Brainstorming continues to be a common method to try and shake out the cobwebs and draw out new ideas from teams. In practice however, the outcome of brainstorming often falls short of expectations as team get stymied by a stalled creative front. Psychological inertia, hidden agenda, lack of insight can all contribute to these non-productive innovation weather patterns. To understand how people can influence the brainstorming outcome, let’s look to the wisdom of the cloud.
There are a number of different types of clouds, each with its own make up and effect on the weather. So too are there difference classes of participants in a brainstorming exercise. Can you recognize the similarities?
Cumulus clouds are puffy and cheerful. These clouds are willing participants in the brainstorming exercise, but rarely contribute any significant ideas. They tend to revel in the exercise and cheer on other cumulus clouds by seeing the shapes of imagined novelty in what are in reality the same old concepts.

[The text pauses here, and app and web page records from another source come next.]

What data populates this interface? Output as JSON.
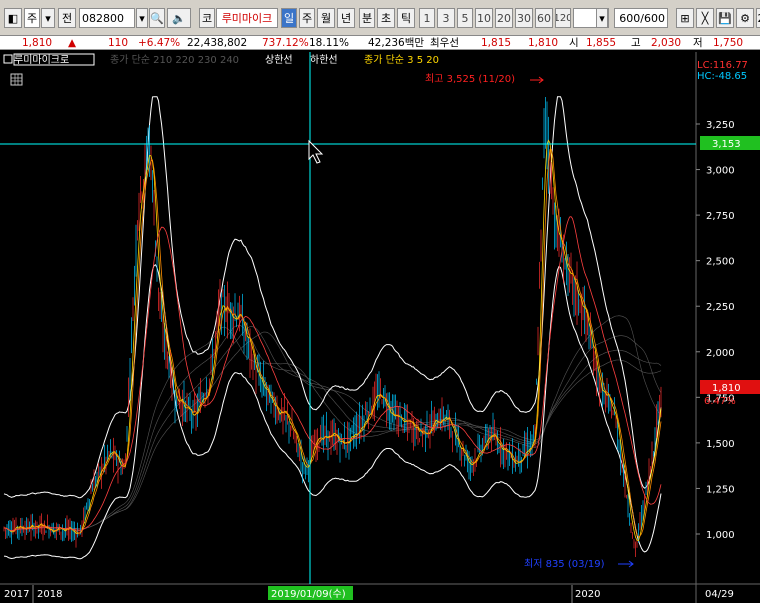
{
  "toolbar": {
    "market_select": "주",
    "jeon_label": "전",
    "stock_code": "082800",
    "ko_label": "코",
    "stock_name": "루미마이크",
    "periods": [
      "일",
      "주",
      "월",
      "년",
      "분",
      "초",
      "틱"
    ],
    "active_period": "일",
    "intervals": [
      "1",
      "3",
      "5",
      "10",
      "20",
      "30",
      "60",
      "120"
    ],
    "count_display": "600/600",
    "extra_label": "2"
  },
  "quote": {
    "price": "1,810",
    "change": "110",
    "change_pct": "+6.47%",
    "volume": "22,438,802",
    "volume_ratio": "737.12%",
    "turnover": "18.11%",
    "amount": "42,236백만",
    "best_ask_label": "최우선",
    "best_ask": "1,815",
    "best_bid": "1,810",
    "open_label": "시",
    "open": "1,855",
    "high_label": "고",
    "high": "2,030",
    "low_label": "저",
    "low": "1,750"
  },
  "chart": {
    "legend": {
      "name": "루미마이크로",
      "ma_long": "종가 단순 210 220 230 240",
      "upper_limit": "상한선",
      "lower_limit": "하한선",
      "ma_short": "종가 단순 3  5  20"
    },
    "indicators": {
      "lc": "LC:116.77",
      "hc": "HC:-48.65"
    },
    "annotations": {
      "high_mark": "최고 3,525 (11/20)",
      "low_mark": "최저 835 (03/19)"
    },
    "crosshair": {
      "price_label": "3,153",
      "date_label": "2019/01/09(수)"
    },
    "current_price": {
      "price": "1,810",
      "pct": "6.47%"
    },
    "y_ticks": [
      "3,250",
      "3,000",
      "2,750",
      "2,500",
      "2,250",
      "2,000",
      "1,750",
      "1,500",
      "1,250",
      "1,000"
    ],
    "x_ticks": [
      "2017",
      "2018",
      "2020",
      "04/29"
    ],
    "colors": {
      "up": "#ff3030",
      "down": "#00c8ff",
      "ma3": "#ffd700",
      "ma5": "#ff8c00",
      "envelope": "#ffffff",
      "crosshair": "#00ffff"
    }
  },
  "chart_data": {
    "type": "line",
    "title": "",
    "x": [
      "2017",
      "2018",
      "2019/01/09(수)",
      "2020",
      "04/29"
    ],
    "series": [
      {
        "values": [
          1050,
          1200,
          3153,
          2800,
          1810
        ]
      }
    ],
    "ylim": [
      800,
      3400
    ],
    "y_ticks": [
      1000,
      1250,
      1500,
      1750,
      2000,
      2250,
      2500,
      2750,
      3000,
      3250
    ],
    "grid": false,
    "legend": "top-left"
  }
}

Cirrus clouds are high and wispy. They often bring some very high-level ideas to the table. But, the ideas are generally not deep and may lack good alignment with the overall business objectives. It can be a challenge to distinguish between the cirrus idea that could have value if it were only further developed and the concept which is going to simply drain valuable resources to explore and kill because it is not a good fit.
Fog. Need we say more. We can all recognize the team member who just doesn’t seem to have a clue.
Cumulonimbus clouds have presence. They are large and have great substance. But they can also bring great destruction as they unleash their energy. These people often harbor hidden agenda. The tornado of energy is released not so much to advance the cause, but to tear down the ideas of other in an attempt to perpetuate their own views and goals.
Nimbostratus are the clouds that yield steady rain. It is sometimes uncomfortable to want in the rain, but as any farmer will tell you, you need water to grow crops. The reason these peoples’ ideas often feel uncomfortable is that these concepts are grounded—they are novel enough to simulate that instinct to resist change, but grounded in enough reality to seem achievable. These are often the most productive member of the brainstorming team.
If we want to stimulate more innovation rain, how can we do this? Seed the clouds with knowledge.
Brainstorming doesn’t create new ideas. It simply helps people tap into what they have forgotten they know. The more relevant knowledge they have access to, the more ease with which they can access that knowledge in a useful way, the more likely they are to make the connections that produce that moment of creative synthesis.
Connecting innovation workers to the right knowledge at the right time is a key aspect of how you can increase the innovation productivity of your organization in brainstorming and other innovation activities as well.